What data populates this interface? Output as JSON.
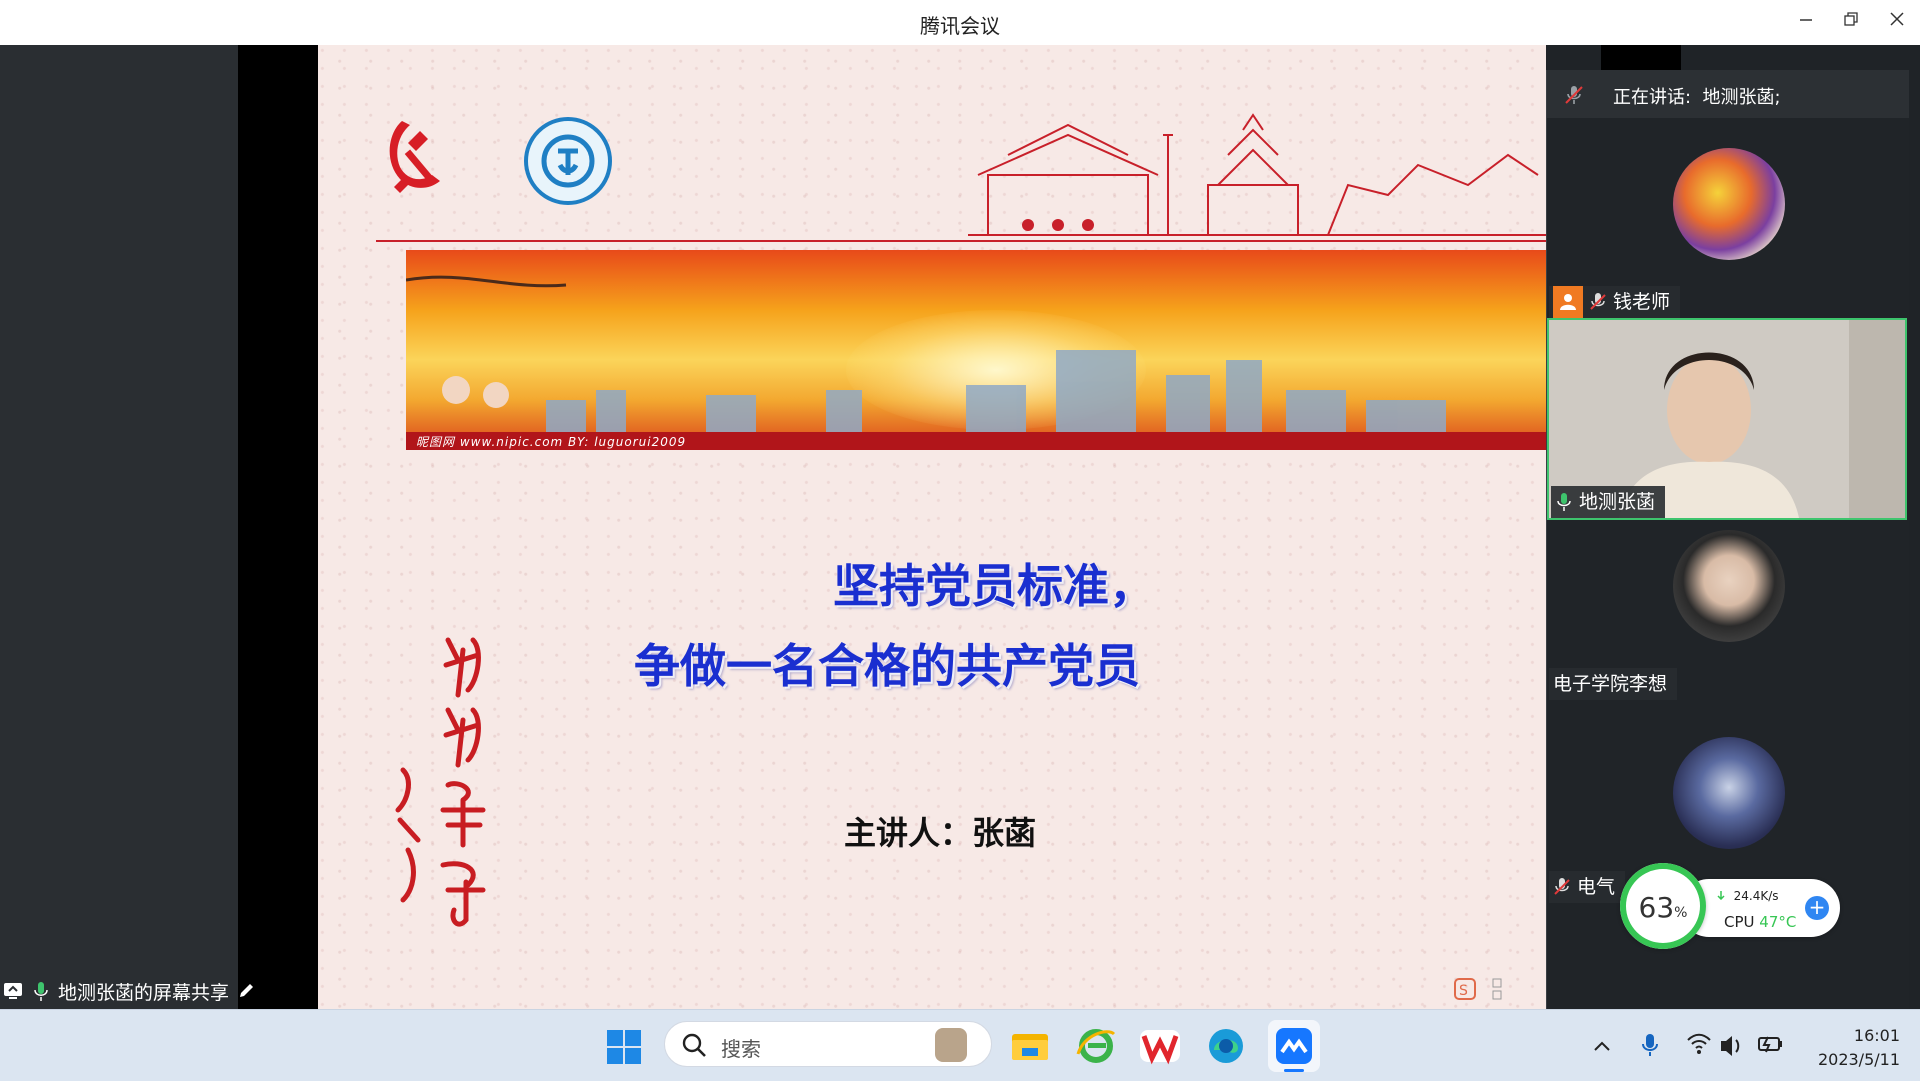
{
  "window": {
    "title": "腾讯会议"
  },
  "slide": {
    "headline_line1": "坚持党员标准，",
    "headline_line2": "争做一名合格的共产党员",
    "speaker": "主讲人：张菡",
    "banner_footer": "昵图网 www.nipic.com    BY: luguorui2009"
  },
  "panel": {
    "speaking_label": "正在讲话:",
    "speaking_name": "地测张菡;",
    "participants": [
      {
        "name": "钱老师",
        "role": "host"
      },
      {
        "name": "地测张菡"
      },
      {
        "name": "电子学院李想"
      },
      {
        "name": "电气"
      }
    ]
  },
  "monitor": {
    "percent": "63",
    "percent_unit": "%",
    "net_speed": "24.4K/s",
    "cpu_label": "CPU",
    "cpu_temp": "47°C"
  },
  "share": {
    "label": "地测张菡的屏幕共享"
  },
  "taskbar": {
    "search_placeholder": "搜索",
    "time": "16:01",
    "date": "2023/5/11"
  },
  "colors": {
    "headline": "#1a2fd0",
    "active_border": "#3ec46d",
    "party_red": "#c8202a"
  }
}
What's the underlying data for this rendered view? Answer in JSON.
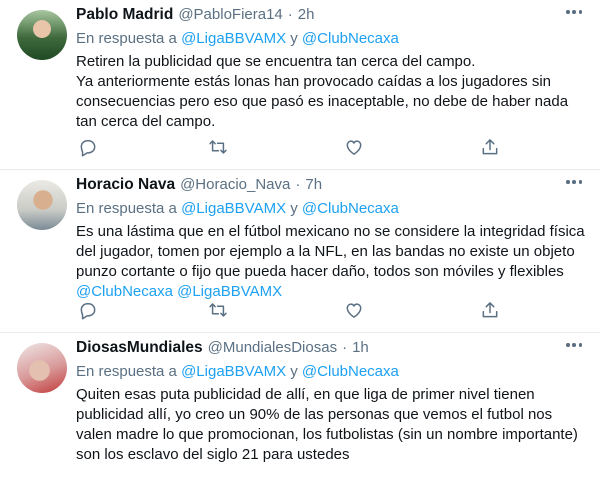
{
  "colors": {
    "link": "#1da1f2",
    "secondary": "#5b7083",
    "text": "#0f1419",
    "divider": "#e6ecf0"
  },
  "reply_prefix": "En respuesta a",
  "reply_joiner": "y",
  "tweets": [
    {
      "name": "Pablo Madrid",
      "handle": "@PabloFiera14",
      "separator": "·",
      "time": "2h",
      "mention_1": "@LigaBBVAMX",
      "mention_2": "@ClubNecaxa",
      "body": "Retiren la publicidad que se encuentra tan cerca del campo.\nYa anteriormente estás lonas han provocado caídas a los jugadores sin consecuencias pero eso que pasó es inaceptable, no debe de haber nada tan cerca del campo.",
      "body_mentions": ""
    },
    {
      "name": "Horacio Nava",
      "handle": "@Horacio_Nava",
      "separator": "·",
      "time": "7h",
      "mention_1": "@LigaBBVAMX",
      "mention_2": "@ClubNecaxa",
      "body": "Es una lástima que en el fútbol mexicano no se considere la integridad física del jugador, tomen por ejemplo a la NFL, en las bandas no existe un objeto punzo cortante o fijo que pueda hacer daño, todos son móviles y flexibles ",
      "body_mentions": "@ClubNecaxa @LigaBBVAMX"
    },
    {
      "name": "DiosasMundiales",
      "handle": "@MundialesDiosas",
      "separator": "·",
      "time": "1h",
      "mention_1": "@LigaBBVAMX",
      "mention_2": "@ClubNecaxa",
      "body": "Quiten esas puta publicidad de allí, en que liga de primer nivel tienen publicidad allí, yo creo un 90% de las personas que vemos el futbol nos valen madre lo que promocionan, los futbolistas (sin un nombre importante) son los esclavo del siglo 21 para ustedes",
      "body_mentions": ""
    }
  ],
  "icons": [
    "reply-icon",
    "retweet-icon",
    "like-icon",
    "share-icon",
    "more-icon"
  ]
}
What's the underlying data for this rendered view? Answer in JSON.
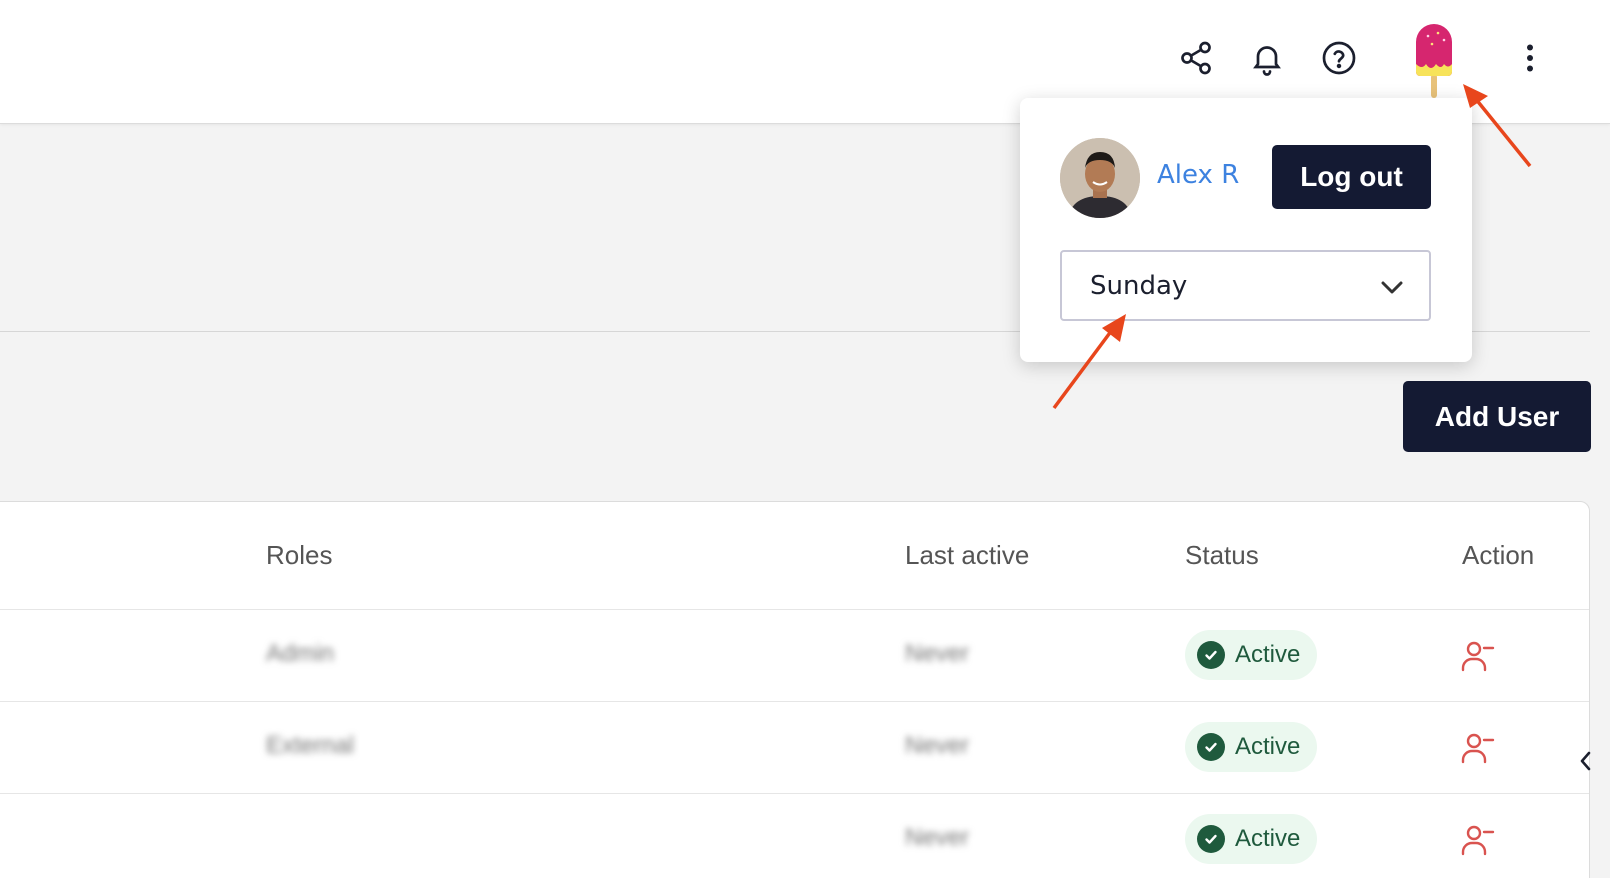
{
  "topbar": {
    "icons": [
      "share-icon",
      "bell-icon",
      "help-icon",
      "popsicle-avatar-icon",
      "more-vertical-icon"
    ]
  },
  "account_menu": {
    "user_name": "Alex R",
    "logout_label": "Log out",
    "day_select": {
      "value": "Sunday"
    }
  },
  "toolbar": {
    "add_user_label": "Add User"
  },
  "table": {
    "headers": {
      "roles": "Roles",
      "last_active": "Last active",
      "status": "Status",
      "action": "Action"
    },
    "rows": [
      {
        "role": "Admin",
        "last_active": "Never",
        "status": "Active"
      },
      {
        "role": "External",
        "last_active": "Never",
        "status": "Active"
      },
      {
        "role": "",
        "last_active": "Never",
        "status": "Active"
      }
    ]
  },
  "colors": {
    "primary_dark": "#141a33",
    "link_blue": "#3d82e0",
    "status_green": "#1f5a3d",
    "status_bg": "#ebf8ef",
    "danger_red": "#d9534f",
    "annotation_arrow": "#e8461c"
  }
}
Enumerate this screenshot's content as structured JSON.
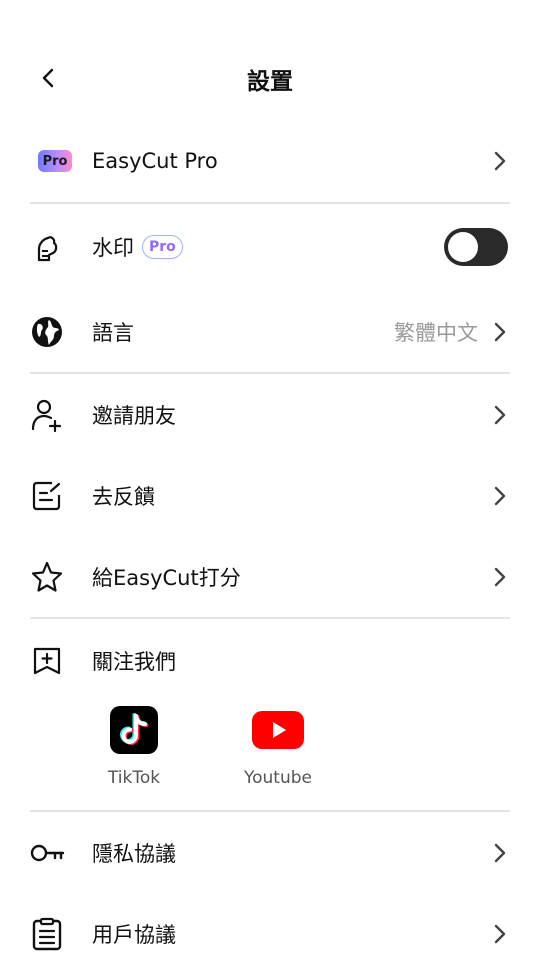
{
  "header": {
    "title": "設置"
  },
  "items": {
    "pro": {
      "label": "EasyCut Pro",
      "badge": "Pro"
    },
    "watermark": {
      "label": "水印",
      "badge": "Pro",
      "enabled": false
    },
    "language": {
      "label": "語言",
      "value": "繁體中文"
    },
    "invite": {
      "label": "邀請朋友"
    },
    "feedback": {
      "label": "去反饋"
    },
    "rate": {
      "label": "給EasyCut打分"
    },
    "follow": {
      "label": "關注我們"
    },
    "privacy": {
      "label": "隱私協議"
    },
    "user_agreement": {
      "label": "用戶協議"
    }
  },
  "social": [
    {
      "name": "TikTok",
      "icon": "tiktok-icon"
    },
    {
      "name": "Youtube",
      "icon": "youtube-icon"
    }
  ],
  "colors": {
    "toggle_off": "#2a2a2a",
    "youtube_red": "#ff0000",
    "pro_gradient_start": "#6f7bff",
    "pro_gradient_end": "#ff8ac8"
  }
}
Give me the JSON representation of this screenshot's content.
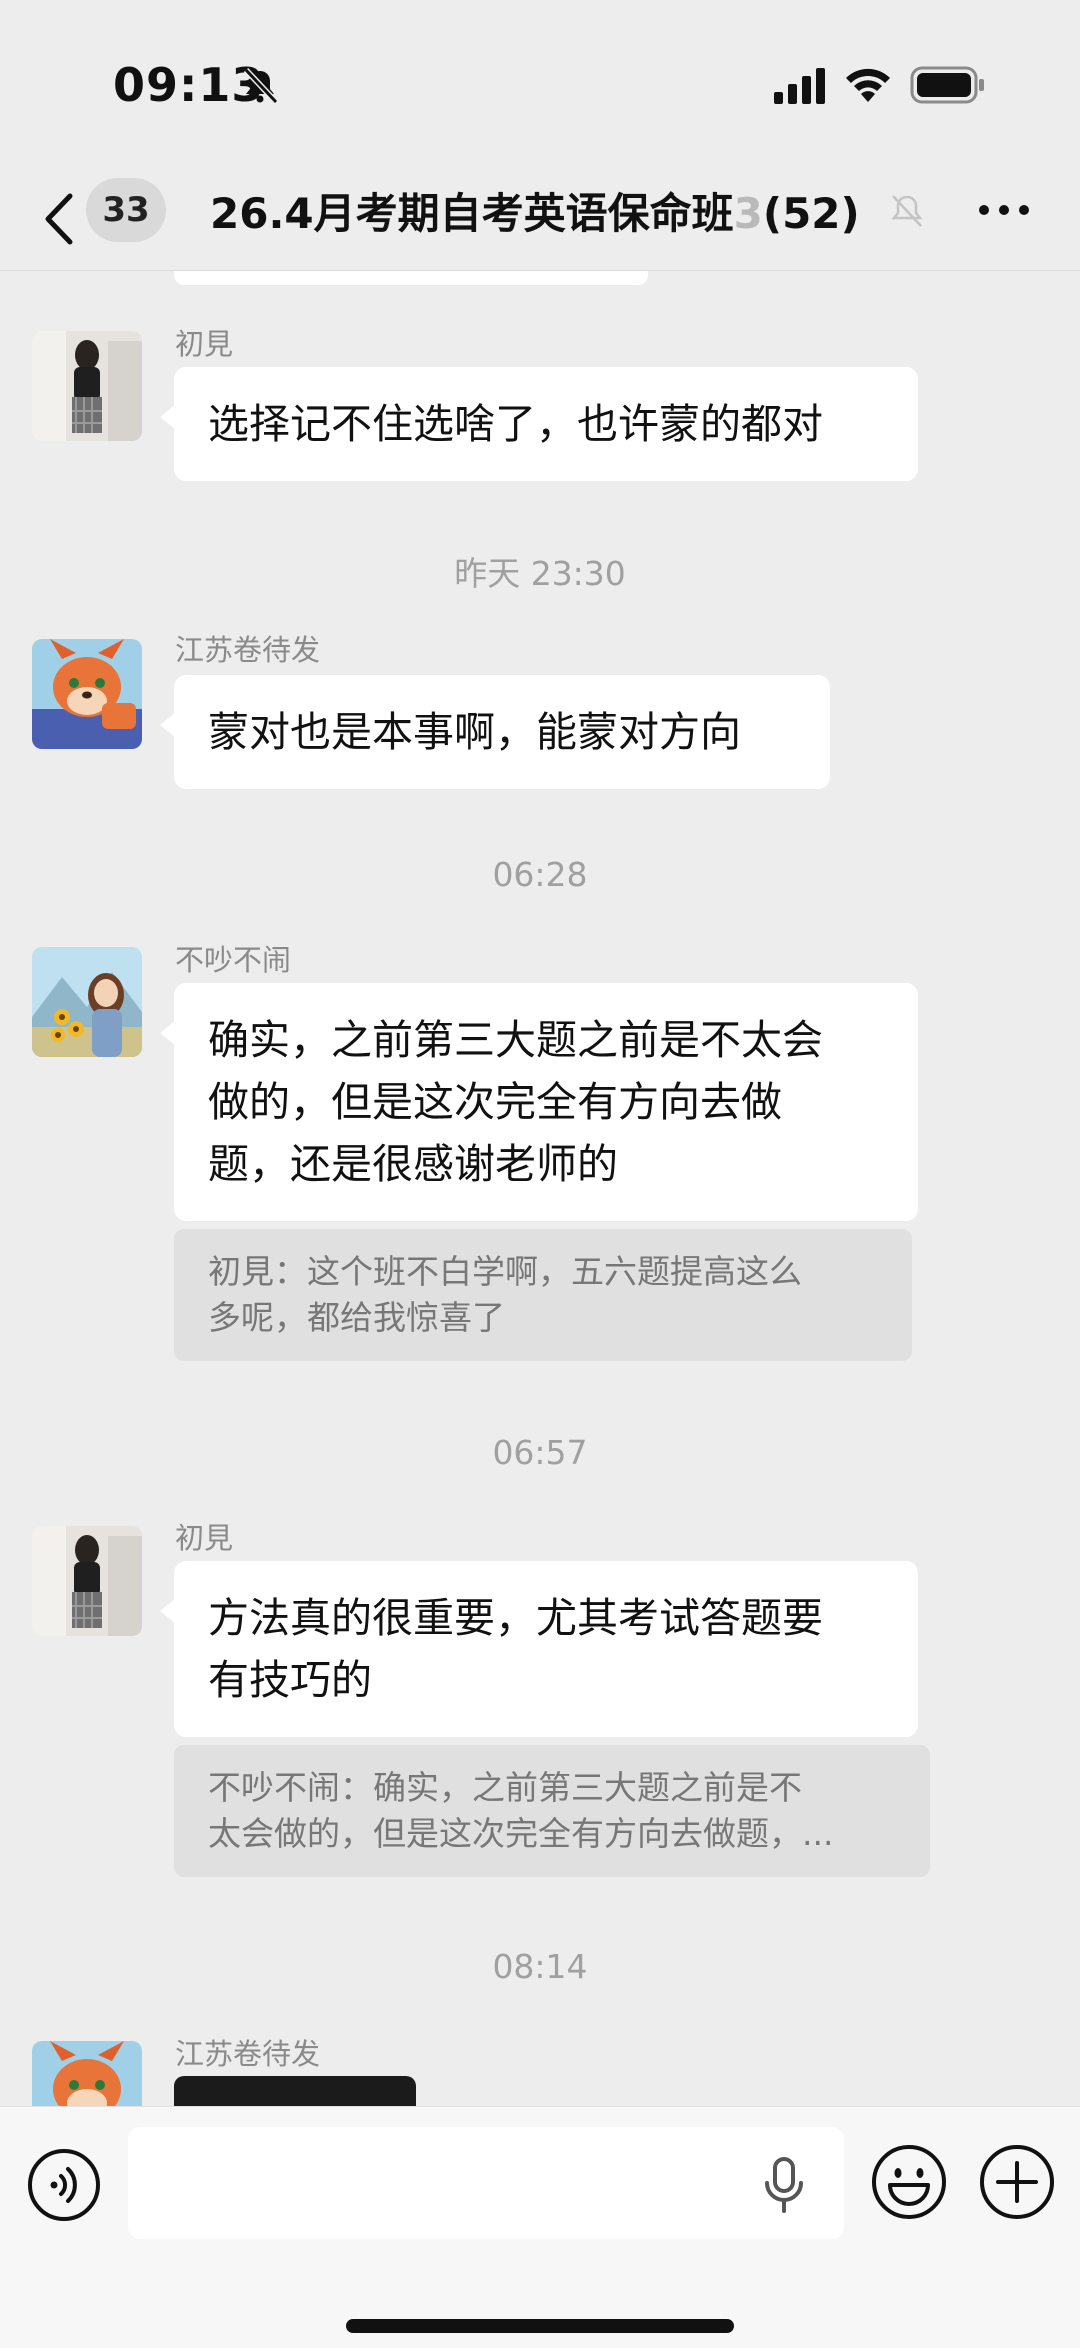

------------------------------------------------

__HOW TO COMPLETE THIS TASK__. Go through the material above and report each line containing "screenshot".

__RESULT OF THE TASK__.
Enumerate this screenshot's content as structured JSON.
Give me the JSON representation of this screenshot's content.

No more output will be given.